“Why is Weibo blocking Chloé Zhao? What happened? All related Weibo posts have been censored,” one user wrote on the platform. Others noted that Zhao’s Oscars win did not appear among the most searched topics, a list that is often manipulated by the platform. One blogger wrote in frustration that the only Oscar-related content they could find was that of a singer named Oscar Wang who had been unexpectedly eliminated from a boy band contest run by Tencent.

China’s Oscars boycott mixes politics with push to curb Hollywood dominance

Here are the highlights from the 2021 Academy Awards on April 25, which included historic wins for director Chloé Zhao and actress Yuh-Jung Youn. (Video: Allie Caren/The Washington Post)

On the discussion forum Douban, video clips of Zhao holding her trophy and posts about her acceptance speech were removed. While users could post about her win on WeChat, articles were deleted, including one by a popular film reviewer who posted an article with the movie’s title, “Nomadland,” a dozen times over.

Coverage within Chinese media was scant, with neither of two major state-owned outlets reporting her win. State-run tabloid Global Times posted on Twitter, which is blocked within China, describing Zhao as the first Asian woman to take home the directing award. Hu Xijin, the Global Times’ editor in chief, congratulated Zhao, adding that the “tense China-US ties may bring some troubles to her.” “Hopefully she will become more and more mature in handling those troubles,” he wrote, also on Twitter.

The censorship of Zhao, who spoke affectionately of her Chinese upbringing in her acceptance speech, highlights the intensity of nationalist sentiment in China, fanned by officials and state media as Beijing finds itself increasingly at odds with the United States and its allies.

For the first time since 2003, Chinese state broadcaster CCTV did not air the Academy Awards, with outlets receiving instructions to “play down discussions” of Sunday’s ceremony.
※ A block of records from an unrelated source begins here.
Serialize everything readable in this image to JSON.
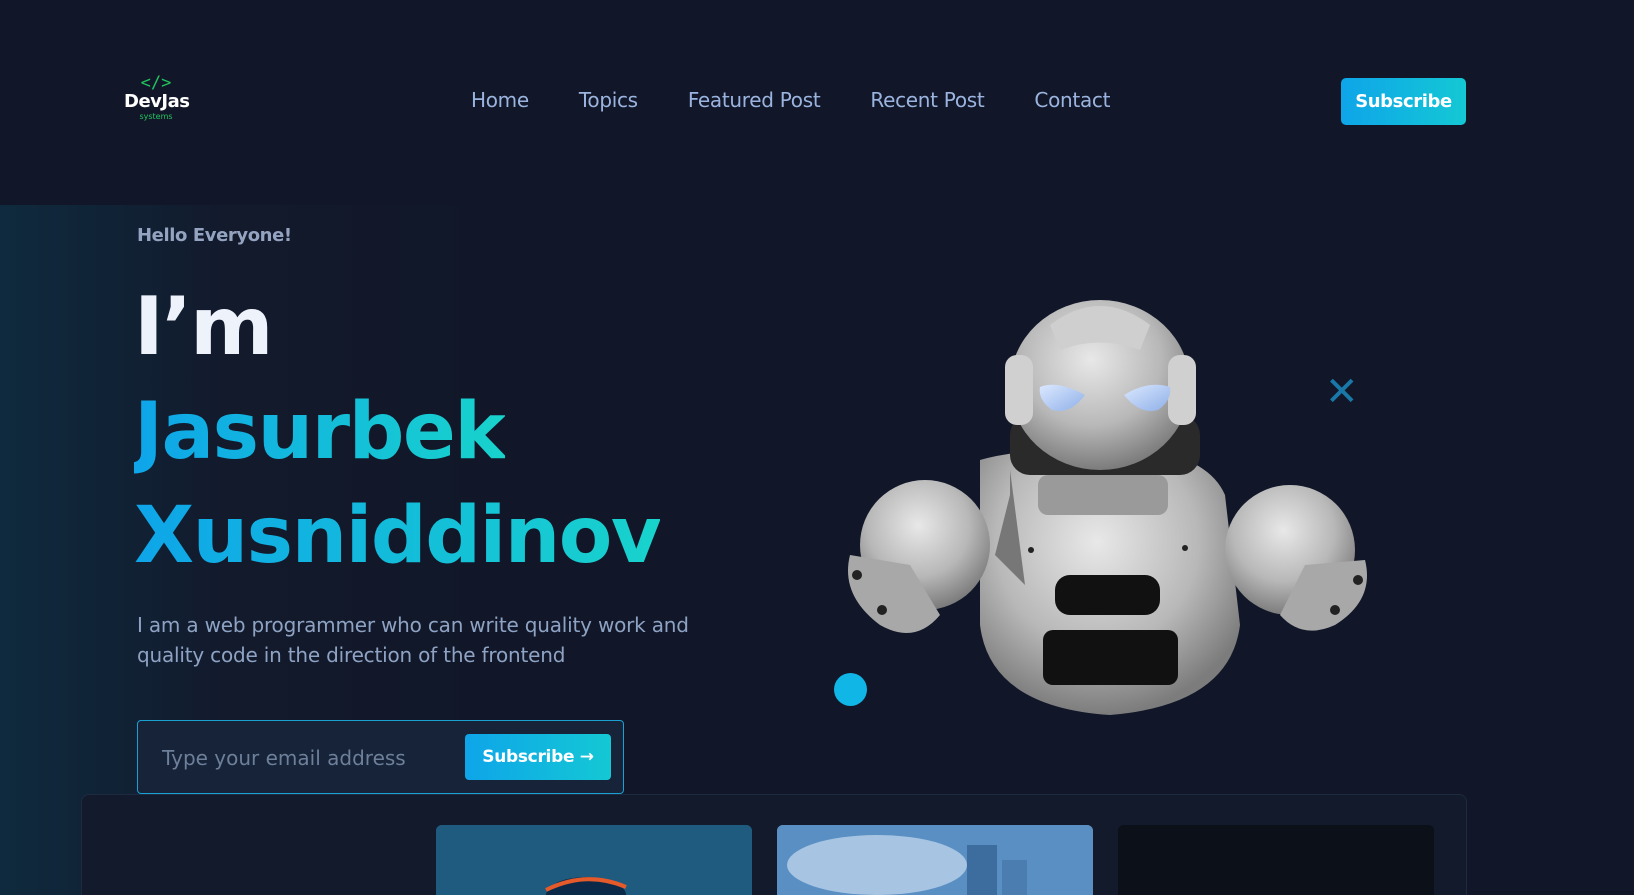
{
  "logo": {
    "icon": "</>",
    "name": "DevJas",
    "sub": "systems"
  },
  "nav": {
    "items": [
      "Home",
      "Topics",
      "Featured Post",
      "Recent Post",
      "Contact"
    ]
  },
  "header": {
    "subscribe_label": "Subscribe"
  },
  "hero": {
    "greeting": "Hello Everyone!",
    "intro": "I’m",
    "first_name": "Jasurbek",
    "last_name": "Xusniddinov",
    "description": "I am a web programmer who can write quality work and quality code in the direction of the frontend",
    "email_placeholder": "Type your email address",
    "subscribe_label": "Subscribe →"
  },
  "decor": {
    "close_mark": "✕",
    "accent_color": "#0ea5e9",
    "accent_color_2": "#14c8d4"
  },
  "cards": [
    {
      "icon": "ocean-surf-image"
    },
    {
      "icon": "city-skyline-image"
    },
    {
      "icon": "dark-image"
    }
  ]
}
Some have attributed the boycott to the nomination of the documentary “Do Not Split” by Anders Hammer, which follows the 2019 Hong Kong protests, as well as controversy surrounding Zhao.

Fearful of political criticism, China won’t show the Oscars live

In March, as her film won international plaudits, Zhao was hailed by Chinese state media as the “pride of China” and her film was scheduled to be released within the country at the end of April. After Internet users found a 2013 interview with Filmmaker magazine where Zhao described China as a country where there were “lies everywhere,” praise-filled articles were removed. “Nomadland” did not appear in Chinese theaters on April 23 as scheduled.

Still, Chinese fans of Zhao have spoken up in her defense.

“Zhao expressed her love for China on the international stage at the Oscars. Before, she disliked the ugly part of the nation. It is impossible for a country to only accept the good and deny the bad,” one user wrote on Weibo.

Others found representation in her win. During her acceptance speech, Zhao referred to her childhood, growing up in China and reciting Chinese poems with her father. Switching to Mandarin, she quoted a line from a classic text: “People at birth are inherently good.”

“Listening to her read those characters in her Beijing accent. It’s hard to describe this feeling. In that moment, I felt like I wanted to cry,” one user on Weibo wrote in a comment that was later removed.

Lyric Li, Alicia Chen and Pei Lin Wu contributed to this report from Taipei.

China’s Oscars boycott mixes politics with push to curb Hollywood dominance

Fearful of political criticism, China won’t show the Oscars live